- [How to complete this task] In full and without change, repeat the records shown below.

[Web page and app entries]
──────────
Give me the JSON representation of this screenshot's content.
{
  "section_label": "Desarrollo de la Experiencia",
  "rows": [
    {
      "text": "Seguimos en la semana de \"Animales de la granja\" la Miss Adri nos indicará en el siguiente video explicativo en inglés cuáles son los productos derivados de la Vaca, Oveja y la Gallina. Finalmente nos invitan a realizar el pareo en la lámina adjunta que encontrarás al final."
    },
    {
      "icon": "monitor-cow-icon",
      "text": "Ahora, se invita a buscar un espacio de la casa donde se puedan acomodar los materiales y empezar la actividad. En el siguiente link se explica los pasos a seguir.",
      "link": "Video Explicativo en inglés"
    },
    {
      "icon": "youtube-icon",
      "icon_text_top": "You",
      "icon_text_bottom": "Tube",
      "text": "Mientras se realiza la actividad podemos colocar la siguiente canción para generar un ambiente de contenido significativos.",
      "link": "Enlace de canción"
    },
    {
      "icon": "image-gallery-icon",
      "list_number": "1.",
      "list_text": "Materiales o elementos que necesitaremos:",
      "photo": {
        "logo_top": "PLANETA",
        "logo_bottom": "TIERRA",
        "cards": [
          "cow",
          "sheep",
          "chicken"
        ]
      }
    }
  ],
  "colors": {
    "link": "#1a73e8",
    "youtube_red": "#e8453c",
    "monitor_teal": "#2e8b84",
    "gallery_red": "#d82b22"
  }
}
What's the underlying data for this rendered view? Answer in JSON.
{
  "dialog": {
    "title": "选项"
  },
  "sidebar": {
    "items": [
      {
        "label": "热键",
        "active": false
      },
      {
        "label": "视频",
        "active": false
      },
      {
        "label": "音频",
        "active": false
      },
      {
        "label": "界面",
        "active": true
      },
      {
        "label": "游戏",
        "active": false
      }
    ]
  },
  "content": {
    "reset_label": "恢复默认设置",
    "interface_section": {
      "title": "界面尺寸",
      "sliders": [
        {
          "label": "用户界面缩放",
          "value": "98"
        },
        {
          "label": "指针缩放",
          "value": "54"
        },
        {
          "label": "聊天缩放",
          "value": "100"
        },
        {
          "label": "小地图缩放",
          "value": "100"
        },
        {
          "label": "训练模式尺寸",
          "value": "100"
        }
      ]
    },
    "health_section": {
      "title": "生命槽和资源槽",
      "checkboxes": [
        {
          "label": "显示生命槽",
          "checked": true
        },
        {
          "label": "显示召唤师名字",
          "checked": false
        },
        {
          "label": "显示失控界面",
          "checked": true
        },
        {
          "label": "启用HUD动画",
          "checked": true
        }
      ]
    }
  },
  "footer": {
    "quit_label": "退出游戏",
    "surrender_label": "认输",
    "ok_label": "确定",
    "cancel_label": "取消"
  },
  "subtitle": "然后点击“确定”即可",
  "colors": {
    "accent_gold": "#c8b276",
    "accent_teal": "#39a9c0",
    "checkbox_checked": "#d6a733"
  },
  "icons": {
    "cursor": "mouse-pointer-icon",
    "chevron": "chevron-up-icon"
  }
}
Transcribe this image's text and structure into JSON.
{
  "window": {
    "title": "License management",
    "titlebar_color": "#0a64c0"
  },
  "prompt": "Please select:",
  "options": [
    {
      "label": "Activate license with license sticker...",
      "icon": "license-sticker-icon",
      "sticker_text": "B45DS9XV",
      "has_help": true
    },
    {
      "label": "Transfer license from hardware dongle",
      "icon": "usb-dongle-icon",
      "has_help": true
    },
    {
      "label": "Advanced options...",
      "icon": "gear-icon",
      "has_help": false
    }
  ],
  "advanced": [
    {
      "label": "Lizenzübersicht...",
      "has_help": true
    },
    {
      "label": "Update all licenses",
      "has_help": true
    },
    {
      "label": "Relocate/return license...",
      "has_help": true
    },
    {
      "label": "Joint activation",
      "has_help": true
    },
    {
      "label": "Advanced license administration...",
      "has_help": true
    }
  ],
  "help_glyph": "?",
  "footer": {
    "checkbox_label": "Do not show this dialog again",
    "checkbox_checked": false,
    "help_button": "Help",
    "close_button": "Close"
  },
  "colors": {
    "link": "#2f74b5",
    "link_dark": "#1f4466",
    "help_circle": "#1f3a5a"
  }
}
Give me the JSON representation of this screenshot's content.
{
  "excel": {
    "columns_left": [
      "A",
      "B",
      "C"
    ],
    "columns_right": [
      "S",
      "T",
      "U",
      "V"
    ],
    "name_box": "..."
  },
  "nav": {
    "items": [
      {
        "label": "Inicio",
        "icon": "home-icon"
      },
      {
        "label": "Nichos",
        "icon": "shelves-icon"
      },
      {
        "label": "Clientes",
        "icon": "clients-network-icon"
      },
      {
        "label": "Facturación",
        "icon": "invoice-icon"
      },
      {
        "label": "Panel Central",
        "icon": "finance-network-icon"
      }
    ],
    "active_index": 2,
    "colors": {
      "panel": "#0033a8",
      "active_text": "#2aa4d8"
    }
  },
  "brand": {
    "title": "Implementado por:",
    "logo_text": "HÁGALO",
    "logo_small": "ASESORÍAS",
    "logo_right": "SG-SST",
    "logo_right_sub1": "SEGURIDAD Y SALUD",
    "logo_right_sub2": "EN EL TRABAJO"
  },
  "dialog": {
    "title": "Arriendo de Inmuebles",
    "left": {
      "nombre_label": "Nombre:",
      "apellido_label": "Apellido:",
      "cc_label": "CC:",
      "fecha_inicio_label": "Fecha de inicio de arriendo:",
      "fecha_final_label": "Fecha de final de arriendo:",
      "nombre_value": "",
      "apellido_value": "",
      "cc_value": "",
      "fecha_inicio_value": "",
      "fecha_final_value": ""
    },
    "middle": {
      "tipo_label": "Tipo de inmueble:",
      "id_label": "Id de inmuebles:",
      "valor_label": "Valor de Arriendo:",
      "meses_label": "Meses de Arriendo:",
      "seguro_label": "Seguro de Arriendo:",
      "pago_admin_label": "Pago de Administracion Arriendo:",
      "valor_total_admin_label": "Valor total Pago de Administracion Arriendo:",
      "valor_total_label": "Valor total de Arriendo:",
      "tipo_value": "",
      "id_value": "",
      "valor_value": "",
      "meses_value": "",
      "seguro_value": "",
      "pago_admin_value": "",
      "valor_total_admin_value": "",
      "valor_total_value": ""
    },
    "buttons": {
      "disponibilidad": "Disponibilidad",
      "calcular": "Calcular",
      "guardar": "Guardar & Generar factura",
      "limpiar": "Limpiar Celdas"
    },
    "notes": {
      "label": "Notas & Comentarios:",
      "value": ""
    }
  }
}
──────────
- [Solution below]
Give me the JSON representation of this screenshot's content.
{
  "section_label": "Desarrollo de la Experiencia",
  "rows": [
    {
      "text": "Seguimos en la semana de \"Animales de la granja\" la Miss Adri nos indicará en el siguiente video explicativo en inglés cuáles son los productos derivados de la Vaca, Oveja y la Gallina. Finalmente nos invitan a realizar el pareo en la lámina adjunta que encontrarás al final."
    },
    {
      "icon": "monitor-cow-icon",
      "text": "Ahora, se invita a buscar un espacio de la casa donde se puedan acomodar los materiales y empezar la actividad. En el siguiente link se explica los pasos a seguir.",
      "link": "Video Explicativo en inglés"
    },
    {
      "icon": "youtube-icon",
      "icon_text_top": "You",
      "icon_text_bottom": "Tube",
      "text": "Mientras se realiza la actividad podemos colocar la siguiente canción para generar un ambiente de contenido significativos.",
      "link": "Enlace de canción"
    },
    {
      "icon": "image-gallery-icon",
      "list_number": "1.",
      "list_text": "Materiales o elementos que necesitaremos:",
      "photo": {
        "logo_top": "PLANETA",
        "logo_bottom": "TIERRA",
        "cards": [
          "cow",
          "sheep",
          "chicken"
        ]
      }
    }
  ],
  "colors": {
    "link": "#1a73e8",
    "youtube_red": "#e8453c",
    "monitor_teal": "#2e8b84",
    "gallery_red": "#d82b22"
  }
}
What's the underlying data for this rendered view? Answer in JSON.
{
  "dialog": {
    "title": "选项"
  },
  "sidebar": {
    "items": [
      {
        "label": "热键",
        "active": false
      },
      {
        "label": "视频",
        "active": false
      },
      {
        "label": "音频",
        "active": false
      },
      {
        "label": "界面",
        "active": true
      },
      {
        "label": "游戏",
        "active": false
      }
    ]
  },
  "content": {
    "reset_label": "恢复默认设置",
    "interface_section": {
      "title": "界面尺寸",
      "sliders": [
        {
          "label": "用户界面缩放",
          "value": "98"
        },
        {
          "label": "指针缩放",
          "value": "54"
        },
        {
          "label": "聊天缩放",
          "value": "100"
        },
        {
          "label": "小地图缩放",
          "value": "100"
        },
        {
          "label": "训练模式尺寸",
          "value": "100"
        }
      ]
    },
    "health_section": {
      "title": "生命槽和资源槽",
      "checkboxes": [
        {
          "label": "显示生命槽",
          "checked": true
        },
        {
          "label": "显示召唤师名字",
          "checked": false
        },
        {
          "label": "显示失控界面",
          "checked": true
        },
        {
          "label": "启用HUD动画",
          "checked": true
        }
      ]
    }
  },
  "footer": {
    "quit_label": "退出游戏",
    "surrender_label": "认输",
    "ok_label": "确定",
    "cancel_label": "取消"
  },
  "subtitle": "然后点击“确定”即可",
  "colors": {
    "accent_gold": "#c8b276",
    "accent_teal": "#39a9c0",
    "checkbox_checked": "#d6a733"
  },
  "icons": {
    "cursor": "mouse-pointer-icon",
    "chevron": "chevron-up-icon"
  }
}
Transcribe this image's text and structure into JSON.
{
  "window": {
    "title": "License management",
    "titlebar_color": "#0a64c0"
  },
  "prompt": "Please select:",
  "options": [
    {
      "label": "Activate license with license sticker...",
      "icon": "license-sticker-icon",
      "sticker_text": "B45DS9XV",
      "has_help": true
    },
    {
      "label": "Transfer license from hardware dongle",
      "icon": "usb-dongle-icon",
      "has_help": true
    },
    {
      "label": "Advanced options...",
      "icon": "gear-icon",
      "has_help": false
    }
  ],
  "advanced": [
    {
      "label": "Lizenzübersicht...",
      "has_help": true
    },
    {
      "label": "Update all licenses",
      "has_help": true
    },
    {
      "label": "Relocate/return license...",
      "has_help": true
    },
    {
      "label": "Joint activation",
      "has_help": true
    },
    {
      "label": "Advanced license administration...",
      "has_help": true
    }
  ],
  "help_glyph": "?",
  "footer": {
    "checkbox_label": "Do not show this dialog again",
    "checkbox_checked": false,
    "help_button": "Help",
    "close_button": "Close"
  },
  "colors": {
    "link": "#2f74b5",
    "link_dark": "#1f4466",
    "help_circle": "#1f3a5a"
  }
}
Give me the JSON representation of this screenshot's content.
{
  "excel": {
    "columns_left": [
      "A",
      "B",
      "C"
    ],
    "columns_right": [
      "S",
      "T",
      "U",
      "V"
    ],
    "name_box": "..."
  },
  "nav": {
    "items": [
      {
        "label": "Inicio",
        "icon": "home-icon"
      },
      {
        "label": "Nichos",
        "icon": "shelves-icon"
      },
      {
        "label": "Clientes",
        "icon": "clients-network-icon"
      },
      {
        "label": "Facturación",
        "icon": "invoice-icon"
      },
      {
        "label": "Panel Central",
        "icon": "finance-network-icon"
      }
    ],
    "active_index": 2,
    "colors": {
      "panel": "#0033a8",
      "active_text": "#2aa4d8"
    }
  },
  "brand": {
    "title": "Implementado por:",
    "logo_text": "HÁGALO",
    "logo_small": "ASESORÍAS",
    "logo_right": "SG-SST",
    "logo_right_sub1": "SEGURIDAD Y SALUD",
    "logo_right_sub2": "EN EL TRABAJO"
  },
  "dialog": {
    "title": "Arriendo de Inmuebles",
    "left": {
      "nombre_label": "Nombre:",
      "apellido_label": "Apellido:",
      "cc_label": "CC:",
      "fecha_inicio_label": "Fecha de inicio de arriendo:",
      "fecha_final_label": "Fecha de final de arriendo:",
      "nombre_value": "",
      "apellido_value": "",
      "cc_value": "",
      "fecha_inicio_value": "",
      "fecha_final_value": ""
    },
    "middle": {
      "tipo_label": "Tipo de inmueble:",
      "id_label": "Id de inmuebles:",
      "valor_label": "Valor de Arriendo:",
      "meses_label": "Meses de Arriendo:",
      "seguro_label": "Seguro de Arriendo:",
      "pago_admin_label": "Pago de Administracion Arriendo:",
      "valor_total_admin_label": "Valor total Pago de Administracion Arriendo:",
      "valor_total_label": "Valor total de Arriendo:",
      "tipo_value": "",
      "id_value": "",
      "valor_value": "",
      "meses_value": "",
      "seguro_value": "",
      "pago_admin_value": "",
      "valor_total_admin_value": "",
      "valor_total_value": ""
    },
    "buttons": {
      "disponibilidad": "Disponibilidad",
      "calcular": "Calcular",
      "guardar": "Guardar & Generar factura",
      "limpiar": "Limpiar Celdas"
    },
    "notes": {
      "label": "Notas & Comentarios:",
      "value": ""
    }
  }
}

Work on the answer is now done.